I could never get enough of that place. During that vacation, we saw six shows, four of them on Broadway (the two off-Broadway being Blue Man Group and Strawberry Fields) – Fiddler on the Roof (after which I met Rosie O'Donnell at the stage door), The Woman in White, Phantom of the Opera (for the sixth time), and Monty Python's Spamalot (for the second). I'll skip through the events of the three other shows, for what happened through the course of Spamalot is much more important.

First, I should explain something about how Spamalot works. Those who have seen Monty Python and the Holy Grail know the plot. The ending of the musical, however, is quite different. Instead of the knights getting arrested, they do find the Grail – on the seat of an audience member, who then gets to go onstage with the cast, have a picture taken with them, have a song about them, and on top of that be the recipient of an "Arthur Award" for Best Peasant in New York City (buying such a thing would set a person back $40). There are four seats in which the lucky ones who have a chance of going on stage can sit – seats A101, B101, C101, and D101. Which seat it is going to be is given away during the Cave Scene, in which they come across a large stone carving that will have the seat number in it.

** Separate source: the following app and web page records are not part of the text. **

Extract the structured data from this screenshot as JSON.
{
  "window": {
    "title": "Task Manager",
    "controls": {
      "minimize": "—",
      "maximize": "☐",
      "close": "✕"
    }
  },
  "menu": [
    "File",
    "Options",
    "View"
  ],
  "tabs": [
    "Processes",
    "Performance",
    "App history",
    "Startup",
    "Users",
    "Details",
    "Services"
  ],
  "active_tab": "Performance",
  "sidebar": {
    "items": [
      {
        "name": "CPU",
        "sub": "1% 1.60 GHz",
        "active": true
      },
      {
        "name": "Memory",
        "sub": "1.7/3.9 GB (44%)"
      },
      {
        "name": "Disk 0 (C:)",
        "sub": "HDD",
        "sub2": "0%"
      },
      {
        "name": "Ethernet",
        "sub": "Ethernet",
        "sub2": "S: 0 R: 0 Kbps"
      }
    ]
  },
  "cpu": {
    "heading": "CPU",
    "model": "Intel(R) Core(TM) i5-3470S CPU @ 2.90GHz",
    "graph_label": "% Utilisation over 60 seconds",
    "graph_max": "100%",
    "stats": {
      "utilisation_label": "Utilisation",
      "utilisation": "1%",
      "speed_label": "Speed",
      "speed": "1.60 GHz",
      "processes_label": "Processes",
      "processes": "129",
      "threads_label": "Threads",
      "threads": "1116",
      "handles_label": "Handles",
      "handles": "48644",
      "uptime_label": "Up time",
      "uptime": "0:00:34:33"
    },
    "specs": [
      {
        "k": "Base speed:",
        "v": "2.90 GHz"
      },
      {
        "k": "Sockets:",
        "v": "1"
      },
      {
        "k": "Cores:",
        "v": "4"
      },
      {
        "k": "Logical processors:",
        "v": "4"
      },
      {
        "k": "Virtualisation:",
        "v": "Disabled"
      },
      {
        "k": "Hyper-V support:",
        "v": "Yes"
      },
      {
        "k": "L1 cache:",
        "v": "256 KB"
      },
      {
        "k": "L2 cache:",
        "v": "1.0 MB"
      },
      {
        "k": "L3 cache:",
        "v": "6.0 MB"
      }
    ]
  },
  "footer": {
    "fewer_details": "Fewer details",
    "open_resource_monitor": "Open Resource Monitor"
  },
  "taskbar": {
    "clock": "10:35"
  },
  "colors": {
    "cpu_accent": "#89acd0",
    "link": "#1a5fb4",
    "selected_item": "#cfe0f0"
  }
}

I, unfortunately, did not have any of these seats. I was in seat A103. Although it was a good seat, it wasn't one of the seats.

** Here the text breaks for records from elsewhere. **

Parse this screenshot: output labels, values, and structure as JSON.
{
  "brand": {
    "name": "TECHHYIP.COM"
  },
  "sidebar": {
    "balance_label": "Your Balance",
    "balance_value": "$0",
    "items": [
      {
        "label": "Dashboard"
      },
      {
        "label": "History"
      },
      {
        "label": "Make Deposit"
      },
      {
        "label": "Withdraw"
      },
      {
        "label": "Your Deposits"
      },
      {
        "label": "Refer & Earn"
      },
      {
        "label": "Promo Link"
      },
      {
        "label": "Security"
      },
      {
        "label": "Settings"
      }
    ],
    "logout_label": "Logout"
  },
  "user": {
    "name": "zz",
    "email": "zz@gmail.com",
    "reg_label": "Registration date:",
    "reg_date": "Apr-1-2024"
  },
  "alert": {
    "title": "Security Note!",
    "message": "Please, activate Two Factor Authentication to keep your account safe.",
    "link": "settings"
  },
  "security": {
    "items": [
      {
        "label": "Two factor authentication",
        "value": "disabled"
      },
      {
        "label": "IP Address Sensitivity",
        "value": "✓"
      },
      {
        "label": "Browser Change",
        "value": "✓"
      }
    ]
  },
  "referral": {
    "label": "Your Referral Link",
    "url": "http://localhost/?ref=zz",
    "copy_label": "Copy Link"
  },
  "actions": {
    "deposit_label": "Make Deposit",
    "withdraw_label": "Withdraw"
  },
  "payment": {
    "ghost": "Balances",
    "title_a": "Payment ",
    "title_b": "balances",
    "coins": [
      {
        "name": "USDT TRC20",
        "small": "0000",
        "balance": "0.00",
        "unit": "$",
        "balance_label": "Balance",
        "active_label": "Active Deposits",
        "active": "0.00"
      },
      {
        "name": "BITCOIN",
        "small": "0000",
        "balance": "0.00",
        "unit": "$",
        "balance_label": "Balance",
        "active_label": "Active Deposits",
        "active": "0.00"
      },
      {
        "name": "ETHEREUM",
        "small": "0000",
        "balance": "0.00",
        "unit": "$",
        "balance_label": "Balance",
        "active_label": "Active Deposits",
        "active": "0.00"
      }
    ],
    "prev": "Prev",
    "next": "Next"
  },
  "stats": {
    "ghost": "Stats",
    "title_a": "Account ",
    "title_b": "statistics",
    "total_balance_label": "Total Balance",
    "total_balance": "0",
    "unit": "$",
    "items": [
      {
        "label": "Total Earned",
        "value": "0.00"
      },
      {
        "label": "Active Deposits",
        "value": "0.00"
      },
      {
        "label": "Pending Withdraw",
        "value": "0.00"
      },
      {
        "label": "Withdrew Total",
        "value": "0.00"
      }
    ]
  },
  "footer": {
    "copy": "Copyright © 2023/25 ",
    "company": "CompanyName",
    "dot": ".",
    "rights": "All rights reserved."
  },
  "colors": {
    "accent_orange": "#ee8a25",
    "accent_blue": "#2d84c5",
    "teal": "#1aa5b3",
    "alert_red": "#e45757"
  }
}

Before the show began, I chatted with the older lady in seat A101, and the young Asian girl in seat B101, whose name I learned to be Akiey. I couldn't help but tell them how jealous I was of their chance to be onstage with the cast, since it had been my dream to be on Broadway for so long. The lady was very excited and happy for the chance. However, what Akiey said was something I would never had expected:

"Onstage? I could be onstage? This place is huge. Look at all the people!" And then – "Do you want to switch seats with me?"

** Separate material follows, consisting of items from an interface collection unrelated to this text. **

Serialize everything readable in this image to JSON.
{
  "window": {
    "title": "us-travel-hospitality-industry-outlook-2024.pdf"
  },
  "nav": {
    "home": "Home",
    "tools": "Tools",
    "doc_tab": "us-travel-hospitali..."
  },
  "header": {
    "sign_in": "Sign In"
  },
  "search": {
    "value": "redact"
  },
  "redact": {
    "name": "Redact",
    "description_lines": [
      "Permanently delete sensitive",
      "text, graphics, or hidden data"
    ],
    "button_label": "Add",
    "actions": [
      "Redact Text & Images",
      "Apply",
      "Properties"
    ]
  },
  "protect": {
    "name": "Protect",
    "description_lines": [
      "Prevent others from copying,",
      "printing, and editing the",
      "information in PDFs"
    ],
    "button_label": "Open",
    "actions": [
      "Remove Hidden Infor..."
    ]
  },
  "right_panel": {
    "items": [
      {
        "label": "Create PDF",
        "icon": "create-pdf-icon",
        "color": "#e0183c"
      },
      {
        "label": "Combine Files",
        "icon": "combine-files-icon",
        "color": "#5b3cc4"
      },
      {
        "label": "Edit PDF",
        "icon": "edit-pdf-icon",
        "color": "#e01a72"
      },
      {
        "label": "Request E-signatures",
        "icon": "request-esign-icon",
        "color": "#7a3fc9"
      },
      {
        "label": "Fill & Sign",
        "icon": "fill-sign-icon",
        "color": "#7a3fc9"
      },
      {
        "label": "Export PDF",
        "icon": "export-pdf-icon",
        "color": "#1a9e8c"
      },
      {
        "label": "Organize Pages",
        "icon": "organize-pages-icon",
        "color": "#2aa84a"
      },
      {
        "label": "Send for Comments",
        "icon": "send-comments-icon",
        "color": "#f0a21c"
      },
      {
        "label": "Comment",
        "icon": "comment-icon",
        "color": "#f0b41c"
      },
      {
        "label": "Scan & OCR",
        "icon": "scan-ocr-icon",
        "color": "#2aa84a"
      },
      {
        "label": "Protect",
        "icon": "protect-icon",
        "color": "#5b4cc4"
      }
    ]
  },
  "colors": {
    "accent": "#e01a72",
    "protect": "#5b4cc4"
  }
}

I was astounded that neither she nor her sister, whom she was sitting next to, wanted the chance to be in the Broadway production that had won the 2005 Tony Award for Best Musical. Still having some time to spare before the show started, I leapt out of my seat, found my mother (we had not been able to find seats near each other), and told her the whole story. She was of course very excited for me, but reminded me that I only had a 25 chance, and not to get my hopes up too high.

I spent Act One in my seat in the front row, as Akiey and I had decided to switch seats during intermission. As much as I wanted to be able to concentrate on and enjoy the show, all I could think was "Will it be me? Will I finally be able to do the thing I've wanted to do all these years?"

Though Act One was only a mere 45 minutes long, it seemed like it lasted an eternity. Finally intermission came, and I sat down next to Akiey's sister while Akiey enjoyed the rest of the show from my seat in the front row – which isn't to say that seat B101 wasn't also an exceptionally good seat.

Through Act Two I just became more and more anxious. Would this be one of the times I lucked out? I usually seemed to have good luck at shows. I'd been levitated by Lance Burton, a quite famous magician with his own TV show, I'd met Criss Angel, another quite famous magician with his own TV show, and I'd gotten picked out of an enormous crowd at PPAC to dance with Clay Aiken at his Joyful Noise 2004 tour. But then, of course, there were all those times when luck had just seemed to elude me. Would this be one of those times?

The moment came – at just the right time, I think, for had I been made to wait any longer I just may have suffered a heart attack. The rabbit was vanquished, the hill was blown up, and there onstage was the stone prop. I had to look twice to be sure of what I was seeing. Akiey turned to me from the front row and smiled, her sister patted me on the back, and I let out a loud, "Oh my god!"

"B101" was what the stone said. I'd done it. A cast member came down and led me, shaking, onto the stage, where the King Arthur and the Knights of the Round Table (Simon Russel Beale, Christopher Sieber, Hank Azaria, James Ludwig, and Steve Rosen) shook my hand and congratulated me. Arthur (Simon) asked me my full name, making sure to repeat it until the whole audience knew what it was. And after I was given my Arthur Award, Hank Azaria holding my hand the whole time, they gathered around me and sang this song –

"The Holy Grail's been found

This peasant is reknowned

Thanks to Samantha

The Holy Grail's been found

Finally found!"

Sir Robin (James Ludwig) squeezed my shoulder and said, "Look this way, Samantha." I turned, and a cast member took a picture of me with the cast. Sir Lancelot (Hank Azaria) kissed my hand, Patsy (Michael McGrath) led me back to my seat, and it was over.

After the show, I had the honor of meeting Hank, Simon, and Steve. I showed them the Polaroid and thanked them profusely, telling them just how important it was to me. People who had sat in the audience were coming up to me and asking me what the experience was like. It was wonderful – a dream come true.

It was something I'll never forget. At just sixteen years old I had somehow managed to fulfill my life's dream, and it was just by chance. I know I will never see Akiey again, but every time I think about that moment I thank her. Without her and her shyness, this probably would never have happened.